Wise Children ventures back to 1930s South London, following the story of soon-to-be twin starlets Nora and Dora Chance – an adaptation of Angela Carter’s novel, brought to wondrous life by Emma Rice.

However, this is no ordinary tale of the rise and fall of stars, it in fact focuses on much deeper aspects of life.

We’re first introduced to Nora (Etta Murfitt) and Dora (Gareth Snook) Chance as has-been showgirls residing in a caravan during the 1980s – perfectly capturing the kitsch essence of South London at that time. They’ve been invited to their father’s birthday party – a father, we soon realise, who discarded them at birth. Although time has aged them, Murfitt and Snook are brilliantly playful and sassy, foreshadowing what to expect from Wise Children from the get-go – carnie culture meets the bohemian revolution! – as they chronical times that have passed, and dreams yet still to come.

Omari Douglas, Ankur Bahl, Melissa James in Wise Children, credit Steve Tanner

Puppetry and a ground-breaking cast allow the audience to jump back through time in a series of flashbacks of the Chance’s theatrical legacy. The pivotal eras of their journey into adulthood centre around the twin’s navigation through identity and belonging. Each actor in every stage captures the ‘stars in their eyes’ outlook of big dreams, hope and growth. It’s what we all feel the first time we find our true calling in life, and the story of Nora and Dora really brings that home.

The razzle dazzle of Wise Children really kicks in with the arrival of Melissa James (Showgirl Nora) and Omari Douglas (Showgirl Nora) – they are a sublime credit to the show’s themes of gender and racial fluidity. Despite the glitz and glamour, it is with James and Douglas that the tragedies and pleasures in life are infused together as a right of passage which eventually always bring us back to Murfitt and Snook.
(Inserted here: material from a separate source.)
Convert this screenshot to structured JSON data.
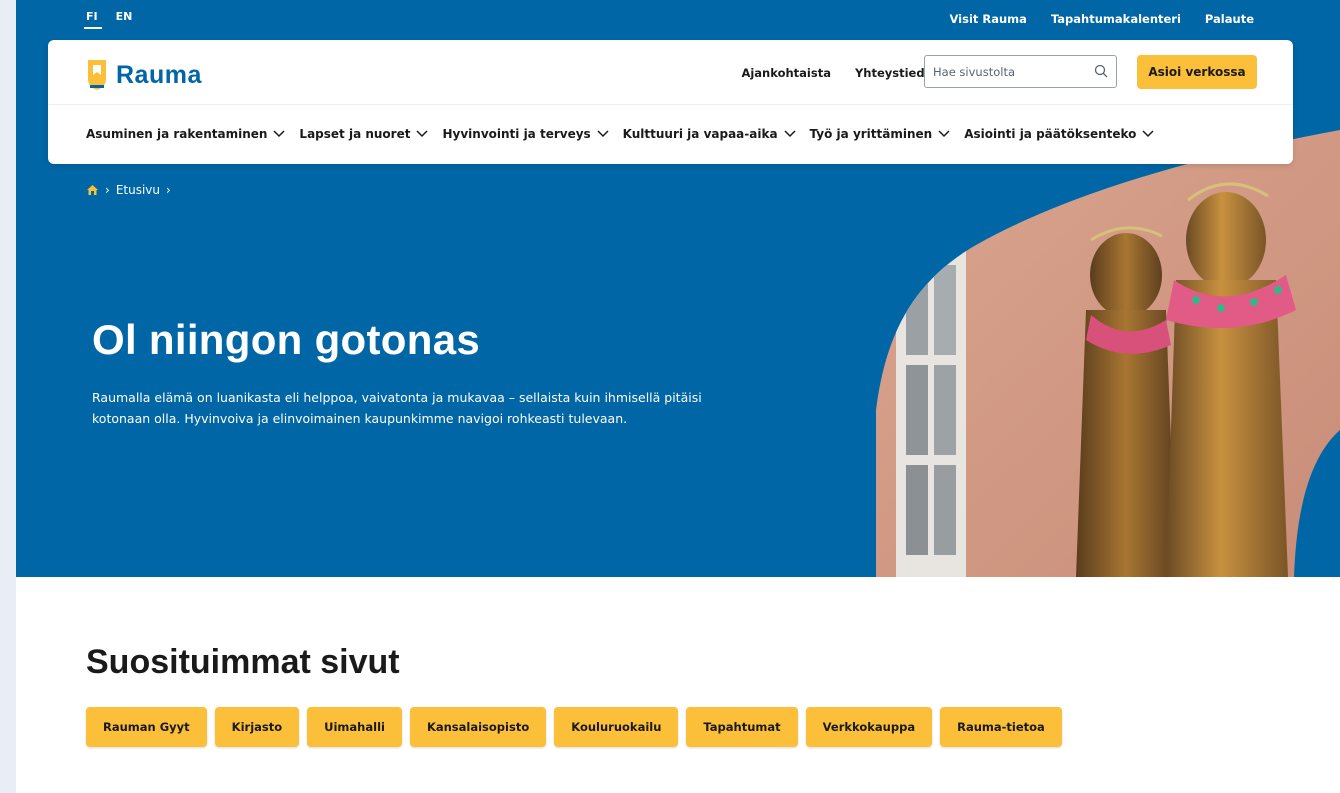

At not one point do you question the character changes, it is in fact used to their advantage – particularly as our cross-dressed Gareth Snook gags, “It’s every woman’s tragedy that, after a certain age, she looks like a female impersonator.”

Katy Owen, Etta Murfitt, Gareth Snook in Wise Children, credit Steve Tanner

Quick wit, sassy repartee and double entendres are at the forefront of this astutely written production. With regards to the latter favourable mention goes to Nora and Dora’s grandmother, played by Katy Owen – she’s fierce, street-wise and a joy to watch with her Catherine Tate qualities. Put simply, she left me in hysterics, but I also learnt a thing or two.

I’ve been to many plays where the whole production is leading up to one dramatic and tragic moment, and that’s what you remember – forgetting that the rest of the production was average. This is not the case in Wise Children. Emma Rice’s production is the beacon of five-star showmanship, confronting difficult topics which are played out in a ‘such is life’ realism – at times I laughed, at times my heart sank, but I feel all the better for it.

Melissa James and Omari Douglas as showgirls Dora and Nora in Wise Children, credit Steve Tanner

Angela Carter’s 1991 novel was clearly ahead of its time, and the Wise Children company have catapulted it further into the modern day, making it resonate with our current social climate. The depiction of gender, sex, race and class has been fluidly normalised in the best possible way – making the concept of the ‘cereal box’ family obsolete and, frankly, old fashioned. For the first time in a while I felt positive about the future given the production’s progressive stance.

As an odd delight, for me, there was no star of the show – which is a credit to the production. Wise Children is bursting with show-stopping talent and it was a sheer delight to watch. This is why you go to theatre! I’d watch it again!

Wise Children company, credit Steve Tanner

Wise Children will run at Bristol Old Vic until February 16.

For further information and to purchase tickets visit www.bristololdvic.org.uk

LEAVE A REPLY